It’s a classic give-with-one-hand-take-with-the-other situation. Encouraged by their chief, tallymen in Waswanipi agreed to take money from forestry companies that were cutting their land.
The money offered was no great sum, a pittance compared to the profits earned by the companies. But 20 years of clearcutting has left the land so devastated it can’t sustain the hunting way of life of the Crees. Many tallymen felt they might as well get some benefit from the destruction.
What they weren’t told is that the money could be considered as income under the rules of the Income Security Program. The ISP provides full-time trappers with a guaranteed income so they can stay in the bush.
Under the ISP’s rules, trappers can hold a job when they’re not in the bush, but 40 per cent of any outside earnings are deducted from their Income Security cheques.
The Income Security Board is now looking into whether this applies to the money the tallymen got from forestry companies. The amounts may be peanuts in the larger scheme of things, but to the tallymen these are not small amounts.
Most of the tallymen who signed deals —and not all did—are getting payments of $10,000 to $15,000. Forty per cent of that comes to $4,000 to $6,000. To the average tallyman who lives on $12,000 a year from Income Security, that means four to six months of lost income.
Meanwhile, what about the tallymen who refused to sign a deal or weren’t offered one? Many saw traplines destroyed too. Now, they must bite their tongues as summer earnings get deducted from their Income Security.
When the agreements were first offered to the tallymen, no one bothered to tell them they risked losing nearly half the money. Maybe they didn’t want to know.
“I think that was probably the last thing on the minds of everybody when that was negotiated,” said Monique Carron, secretary-general of the Income Security Board. “I don’t think anyone thought twice before taking the money,” said Paul Dixon, Local CTA Officer. “They weren’t warned. It was money coming. Just take it; don’t think of the consequences. Like winning the 6/49.”
The issue is a hot potato no one wants to want to touch. The Income Security Board hasn’t exactly hurried to wade into the issue. Same for the Forestry Working Group, which coordinates the Cree anti-forestry campaign.
Carron claimed she only learned of the agreements a few months ago, more than a year after the money first started flowing into tallymen’s pockets. She is now trying to find out more about the agreements, but said she hasn’t gotten very far because of the secrecy that surrounds them.
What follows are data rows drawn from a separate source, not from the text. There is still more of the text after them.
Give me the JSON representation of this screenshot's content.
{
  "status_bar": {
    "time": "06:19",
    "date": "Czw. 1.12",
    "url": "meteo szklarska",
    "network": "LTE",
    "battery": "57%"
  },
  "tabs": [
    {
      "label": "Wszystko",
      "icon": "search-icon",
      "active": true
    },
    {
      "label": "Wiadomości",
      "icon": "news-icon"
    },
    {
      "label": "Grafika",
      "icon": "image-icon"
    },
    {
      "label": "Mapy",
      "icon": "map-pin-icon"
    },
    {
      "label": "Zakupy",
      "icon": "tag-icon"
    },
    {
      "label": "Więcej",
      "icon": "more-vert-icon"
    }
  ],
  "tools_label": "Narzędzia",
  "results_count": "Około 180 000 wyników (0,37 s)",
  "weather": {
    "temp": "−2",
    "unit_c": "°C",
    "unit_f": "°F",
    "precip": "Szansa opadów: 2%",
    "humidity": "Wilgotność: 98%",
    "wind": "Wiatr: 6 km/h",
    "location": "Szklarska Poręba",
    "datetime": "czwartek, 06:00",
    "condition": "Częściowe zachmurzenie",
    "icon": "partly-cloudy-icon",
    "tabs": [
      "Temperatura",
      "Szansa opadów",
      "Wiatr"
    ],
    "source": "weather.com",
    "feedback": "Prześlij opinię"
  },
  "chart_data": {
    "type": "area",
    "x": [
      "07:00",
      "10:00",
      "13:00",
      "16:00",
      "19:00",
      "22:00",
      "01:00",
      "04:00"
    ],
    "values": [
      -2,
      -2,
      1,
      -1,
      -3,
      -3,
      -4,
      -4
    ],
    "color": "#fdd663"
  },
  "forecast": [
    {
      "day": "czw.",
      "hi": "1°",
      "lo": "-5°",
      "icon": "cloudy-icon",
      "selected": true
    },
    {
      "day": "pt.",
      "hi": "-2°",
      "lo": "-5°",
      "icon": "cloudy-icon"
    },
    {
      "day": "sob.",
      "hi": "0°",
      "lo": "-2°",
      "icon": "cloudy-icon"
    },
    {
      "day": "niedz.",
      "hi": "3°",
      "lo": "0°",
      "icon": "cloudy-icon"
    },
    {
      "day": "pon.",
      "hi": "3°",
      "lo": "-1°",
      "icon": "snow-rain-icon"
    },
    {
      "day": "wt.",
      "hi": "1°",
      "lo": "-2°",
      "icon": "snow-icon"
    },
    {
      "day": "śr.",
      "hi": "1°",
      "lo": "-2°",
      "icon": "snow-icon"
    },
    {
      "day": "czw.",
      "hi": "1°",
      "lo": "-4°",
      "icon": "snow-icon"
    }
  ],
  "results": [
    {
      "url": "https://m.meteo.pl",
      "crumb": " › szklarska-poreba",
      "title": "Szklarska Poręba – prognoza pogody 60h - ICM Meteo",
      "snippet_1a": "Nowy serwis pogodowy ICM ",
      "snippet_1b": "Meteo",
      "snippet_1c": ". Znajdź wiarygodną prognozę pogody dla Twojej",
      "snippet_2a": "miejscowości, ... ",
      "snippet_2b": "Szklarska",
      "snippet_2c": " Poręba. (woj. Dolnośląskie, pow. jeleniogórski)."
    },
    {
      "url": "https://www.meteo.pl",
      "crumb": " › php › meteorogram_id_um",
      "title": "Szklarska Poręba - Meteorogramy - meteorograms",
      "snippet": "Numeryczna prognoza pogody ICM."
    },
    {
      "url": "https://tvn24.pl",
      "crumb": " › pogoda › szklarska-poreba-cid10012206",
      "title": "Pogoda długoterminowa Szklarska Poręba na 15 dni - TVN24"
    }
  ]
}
The final decision is up to the Income Security Board, which has three Cree and three Quebec reps. For them, it all comes down to one question. If a trapper gets compensation for damages suffered, this is not considered income. Therefore, probably no deductions. But if it’s something else, like say a user’s fee, it would probably count as income. Which would mean deductions.
So which is it? Carron isn’t sure. “It seems to be a combination of both,” she said. “Everybody’s got a different story about why the money is being paid.”